| EXERCISE DESCRIPTION |
All of the data must be returned exactly as given.

| Collection entries |
⁂
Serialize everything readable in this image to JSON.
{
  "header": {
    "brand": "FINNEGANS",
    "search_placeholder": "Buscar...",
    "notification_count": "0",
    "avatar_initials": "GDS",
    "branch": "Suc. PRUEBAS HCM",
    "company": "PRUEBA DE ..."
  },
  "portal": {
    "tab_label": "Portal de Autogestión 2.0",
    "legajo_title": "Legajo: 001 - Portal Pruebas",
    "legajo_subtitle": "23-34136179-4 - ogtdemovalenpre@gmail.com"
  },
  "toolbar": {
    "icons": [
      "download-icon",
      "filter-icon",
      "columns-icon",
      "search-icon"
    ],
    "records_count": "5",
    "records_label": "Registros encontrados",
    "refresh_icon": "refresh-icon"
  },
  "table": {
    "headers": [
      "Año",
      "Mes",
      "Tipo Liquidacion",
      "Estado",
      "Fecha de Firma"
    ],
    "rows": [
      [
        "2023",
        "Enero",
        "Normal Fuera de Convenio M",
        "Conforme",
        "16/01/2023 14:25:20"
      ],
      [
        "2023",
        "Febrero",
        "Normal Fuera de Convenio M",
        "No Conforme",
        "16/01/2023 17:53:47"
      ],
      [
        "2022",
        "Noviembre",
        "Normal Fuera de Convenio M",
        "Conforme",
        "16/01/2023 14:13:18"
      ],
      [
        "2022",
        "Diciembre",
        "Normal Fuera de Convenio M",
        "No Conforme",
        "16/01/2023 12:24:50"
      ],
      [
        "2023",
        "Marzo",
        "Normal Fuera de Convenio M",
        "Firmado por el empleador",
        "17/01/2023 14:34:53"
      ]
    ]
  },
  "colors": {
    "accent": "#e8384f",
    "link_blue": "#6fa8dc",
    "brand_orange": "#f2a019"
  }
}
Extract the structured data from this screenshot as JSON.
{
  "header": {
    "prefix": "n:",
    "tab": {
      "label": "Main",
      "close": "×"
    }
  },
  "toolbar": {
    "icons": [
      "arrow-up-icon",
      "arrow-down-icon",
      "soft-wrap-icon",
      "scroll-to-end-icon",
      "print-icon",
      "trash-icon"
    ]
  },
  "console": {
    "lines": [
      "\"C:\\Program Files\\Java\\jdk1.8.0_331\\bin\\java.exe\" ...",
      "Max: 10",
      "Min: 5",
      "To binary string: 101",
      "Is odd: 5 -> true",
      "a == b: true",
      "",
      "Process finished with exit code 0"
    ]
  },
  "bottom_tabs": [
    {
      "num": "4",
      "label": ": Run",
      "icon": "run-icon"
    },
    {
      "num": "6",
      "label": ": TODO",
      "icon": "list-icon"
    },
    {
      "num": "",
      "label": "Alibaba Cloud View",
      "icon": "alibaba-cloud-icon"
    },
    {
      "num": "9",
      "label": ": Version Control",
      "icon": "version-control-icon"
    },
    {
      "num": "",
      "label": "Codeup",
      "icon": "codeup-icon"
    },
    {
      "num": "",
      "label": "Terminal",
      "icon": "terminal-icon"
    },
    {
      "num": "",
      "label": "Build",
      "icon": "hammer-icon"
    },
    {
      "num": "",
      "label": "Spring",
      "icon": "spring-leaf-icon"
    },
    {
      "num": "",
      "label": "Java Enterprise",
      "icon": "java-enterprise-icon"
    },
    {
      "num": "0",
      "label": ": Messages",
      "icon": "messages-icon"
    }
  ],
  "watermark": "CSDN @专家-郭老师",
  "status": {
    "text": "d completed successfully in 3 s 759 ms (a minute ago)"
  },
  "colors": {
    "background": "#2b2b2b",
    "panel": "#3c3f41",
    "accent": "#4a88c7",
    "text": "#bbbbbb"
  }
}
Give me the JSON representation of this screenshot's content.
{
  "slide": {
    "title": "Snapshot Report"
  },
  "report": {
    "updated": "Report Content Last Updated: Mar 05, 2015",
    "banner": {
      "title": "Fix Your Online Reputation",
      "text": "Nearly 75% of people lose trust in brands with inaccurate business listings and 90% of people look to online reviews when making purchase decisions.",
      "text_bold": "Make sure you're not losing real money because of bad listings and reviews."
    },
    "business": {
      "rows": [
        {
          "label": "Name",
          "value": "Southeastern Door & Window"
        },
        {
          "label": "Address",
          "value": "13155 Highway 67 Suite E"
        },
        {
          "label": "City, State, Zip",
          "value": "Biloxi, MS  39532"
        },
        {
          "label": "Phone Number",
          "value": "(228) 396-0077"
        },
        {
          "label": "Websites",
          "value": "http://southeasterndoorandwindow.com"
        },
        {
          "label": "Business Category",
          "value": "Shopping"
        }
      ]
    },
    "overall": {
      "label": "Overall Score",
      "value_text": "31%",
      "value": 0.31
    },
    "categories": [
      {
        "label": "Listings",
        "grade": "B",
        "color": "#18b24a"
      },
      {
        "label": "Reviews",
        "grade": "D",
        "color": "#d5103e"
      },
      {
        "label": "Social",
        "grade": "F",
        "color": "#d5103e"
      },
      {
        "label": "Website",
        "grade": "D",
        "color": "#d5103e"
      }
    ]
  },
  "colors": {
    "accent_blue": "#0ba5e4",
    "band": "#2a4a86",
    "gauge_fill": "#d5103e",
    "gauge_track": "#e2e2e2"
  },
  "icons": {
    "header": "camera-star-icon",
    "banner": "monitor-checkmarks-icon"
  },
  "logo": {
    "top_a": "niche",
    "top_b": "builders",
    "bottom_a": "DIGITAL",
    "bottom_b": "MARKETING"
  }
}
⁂
| WRITTEN ANSWER |
Serialize everything readable in this image to JSON.
{
  "header": {
    "brand": "FINNEGANS",
    "search_placeholder": "Buscar...",
    "notification_count": "0",
    "avatar_initials": "GDS",
    "branch": "Suc. PRUEBAS HCM",
    "company": "PRUEBA DE ..."
  },
  "portal": {
    "tab_label": "Portal de Autogestión 2.0",
    "legajo_title": "Legajo: 001 - Portal Pruebas",
    "legajo_subtitle": "23-34136179-4 - ogtdemovalenpre@gmail.com"
  },
  "toolbar": {
    "icons": [
      "download-icon",
      "filter-icon",
      "columns-icon",
      "search-icon"
    ],
    "records_count": "5",
    "records_label": "Registros encontrados",
    "refresh_icon": "refresh-icon"
  },
  "table": {
    "headers": [
      "Año",
      "Mes",
      "Tipo Liquidacion",
      "Estado",
      "Fecha de Firma"
    ],
    "rows": [
      [
        "2023",
        "Enero",
        "Normal Fuera de Convenio M",
        "Conforme",
        "16/01/2023 14:25:20"
      ],
      [
        "2023",
        "Febrero",
        "Normal Fuera de Convenio M",
        "No Conforme",
        "16/01/2023 17:53:47"
      ],
      [
        "2022",
        "Noviembre",
        "Normal Fuera de Convenio M",
        "Conforme",
        "16/01/2023 14:13:18"
      ],
      [
        "2022",
        "Diciembre",
        "Normal Fuera de Convenio M",
        "No Conforme",
        "16/01/2023 12:24:50"
      ],
      [
        "2023",
        "Marzo",
        "Normal Fuera de Convenio M",
        "Firmado por el empleador",
        "17/01/2023 14:34:53"
      ]
    ]
  },
  "colors": {
    "accent": "#e8384f",
    "link_blue": "#6fa8dc",
    "brand_orange": "#f2a019"
  }
}
Extract the structured data from this screenshot as JSON.
{
  "header": {
    "prefix": "n:",
    "tab": {
      "label": "Main",
      "close": "×"
    }
  },
  "toolbar": {
    "icons": [
      "arrow-up-icon",
      "arrow-down-icon",
      "soft-wrap-icon",
      "scroll-to-end-icon",
      "print-icon",
      "trash-icon"
    ]
  },
  "console": {
    "lines": [
      "\"C:\\Program Files\\Java\\jdk1.8.0_331\\bin\\java.exe\" ...",
      "Max: 10",
      "Min: 5",
      "To binary string: 101",
      "Is odd: 5 -> true",
      "a == b: true",
      "",
      "Process finished with exit code 0"
    ]
  },
  "bottom_tabs": [
    {
      "num": "4",
      "label": ": Run",
      "icon": "run-icon"
    },
    {
      "num": "6",
      "label": ": TODO",
      "icon": "list-icon"
    },
    {
      "num": "",
      "label": "Alibaba Cloud View",
      "icon": "alibaba-cloud-icon"
    },
    {
      "num": "9",
      "label": ": Version Control",
      "icon": "version-control-icon"
    },
    {
      "num": "",
      "label": "Codeup",
      "icon": "codeup-icon"
    },
    {
      "num": "",
      "label": "Terminal",
      "icon": "terminal-icon"
    },
    {
      "num": "",
      "label": "Build",
      "icon": "hammer-icon"
    },
    {
      "num": "",
      "label": "Spring",
      "icon": "spring-leaf-icon"
    },
    {
      "num": "",
      "label": "Java Enterprise",
      "icon": "java-enterprise-icon"
    },
    {
      "num": "0",
      "label": ": Messages",
      "icon": "messages-icon"
    }
  ],
  "watermark": "CSDN @专家-郭老师",
  "status": {
    "text": "d completed successfully in 3 s 759 ms (a minute ago)"
  },
  "colors": {
    "background": "#2b2b2b",
    "panel": "#3c3f41",
    "accent": "#4a88c7",
    "text": "#bbbbbb"
  }
}
Give me the JSON representation of this screenshot's content.
{
  "slide": {
    "title": "Snapshot Report"
  },
  "report": {
    "updated": "Report Content Last Updated: Mar 05, 2015",
    "banner": {
      "title": "Fix Your Online Reputation",
      "text": "Nearly 75% of people lose trust in brands with inaccurate business listings and 90% of people look to online reviews when making purchase decisions.",
      "text_bold": "Make sure you're not losing real money because of bad listings and reviews."
    },
    "business": {
      "rows": [
        {
          "label": "Name",
          "value": "Southeastern Door & Window"
        },
        {
          "label": "Address",
          "value": "13155 Highway 67 Suite E"
        },
        {
          "label": "City, State, Zip",
          "value": "Biloxi, MS  39532"
        },
        {
          "label": "Phone Number",
          "value": "(228) 396-0077"
        },
        {
          "label": "Websites",
          "value": "http://southeasterndoorandwindow.com"
        },
        {
          "label": "Business Category",
          "value": "Shopping"
        }
      ]
    },
    "overall": {
      "label": "Overall Score",
      "value_text": "31%",
      "value": 0.31
    },
    "categories": [
      {
        "label": "Listings",
        "grade": "B",
        "color": "#18b24a"
      },
      {
        "label": "Reviews",
        "grade": "D",
        "color": "#d5103e"
      },
      {
        "label": "Social",
        "grade": "F",
        "color": "#d5103e"
      },
      {
        "label": "Website",
        "grade": "D",
        "color": "#d5103e"
      }
    ]
  },
  "colors": {
    "accent_blue": "#0ba5e4",
    "band": "#2a4a86",
    "gauge_fill": "#d5103e",
    "gauge_track": "#e2e2e2"
  },
  "icons": {
    "header": "camera-star-icon",
    "banner": "monitor-checkmarks-icon"
  },
  "logo": {
    "top_a": "niche",
    "top_b": "builders",
    "bottom_a": "DIGITAL",
    "bottom_b": "MARKETING"
  }
}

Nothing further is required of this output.